Comparing tax dodging and benefits for people seeking asylum
MP Zarah Sultana claimed that the super-rich and large corporations dodge £90 billion in tax every year. This is based on an estimate for the tax gap which is much higher than the official figure and doesn’t just cover tax dodging by the super-rich and big corporations.
Claim Brexit is about concealing offshore accounts is baseless
New rules aim to prevent tax avoidance and money laundering but will not force the owners of offshore accounts to “come clean”.
There’s no easy way to compare benefit and tax fraud.
This graphic comparing benefit fraud and tax fraud is wrong. It’s difficult to compare DWP and HMRC, and most of the numbers quoted are incorrect.
Do benefit fraud investigators outnumber super-rich tax inspectors 8:1?
The ratio is lower than this, and it’s hard to compare staffing levels for fundamentally different jobs.
Tax dodging: how big is the problem?
The government says the tax gap is £34 billion. Other estimates go as high as £122 billion.
How much has the government recouped from tax evasion and avoidance?
Last year HMRC estimates it made £29 billion extra as a result of its compliance activities.
Are the super-rich paying less income tax?
The amount of income tax collected from the wealthiest in 2009 was unusual as people sought to avoid a tax rise in 2010.
Does the Treasury lose £40 billion each year to the super-rich?
There’s much uncertainty here, but that claim isn’t supported by HMRC’s own estimates. The emphasis should be on the word ‘estimates’.
Tax cuts: corporation tax, inheritance, capital gains and the bank levy
All four have had some cuts... but only two have been cut overall.

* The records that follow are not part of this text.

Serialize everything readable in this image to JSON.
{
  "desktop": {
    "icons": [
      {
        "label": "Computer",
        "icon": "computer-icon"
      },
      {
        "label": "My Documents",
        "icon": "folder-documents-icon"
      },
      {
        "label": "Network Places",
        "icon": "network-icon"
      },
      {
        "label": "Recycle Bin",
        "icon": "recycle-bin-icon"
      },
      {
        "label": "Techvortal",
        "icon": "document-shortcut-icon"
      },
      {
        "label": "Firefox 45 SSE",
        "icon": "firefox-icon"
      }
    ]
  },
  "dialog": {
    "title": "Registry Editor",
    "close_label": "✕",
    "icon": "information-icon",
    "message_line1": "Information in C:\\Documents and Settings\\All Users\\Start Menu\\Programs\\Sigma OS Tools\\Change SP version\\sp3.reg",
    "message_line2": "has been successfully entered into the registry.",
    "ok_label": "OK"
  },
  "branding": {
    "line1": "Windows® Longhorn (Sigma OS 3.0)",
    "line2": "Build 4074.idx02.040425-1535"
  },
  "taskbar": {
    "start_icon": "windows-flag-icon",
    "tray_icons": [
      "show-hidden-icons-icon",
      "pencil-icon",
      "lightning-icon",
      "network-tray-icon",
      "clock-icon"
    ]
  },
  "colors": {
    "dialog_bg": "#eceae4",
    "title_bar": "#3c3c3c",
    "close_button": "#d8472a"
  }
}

Have the Conservatives brought in £70 billion worth of tax cuts?
Only if you don’t count the accompanying tax rises.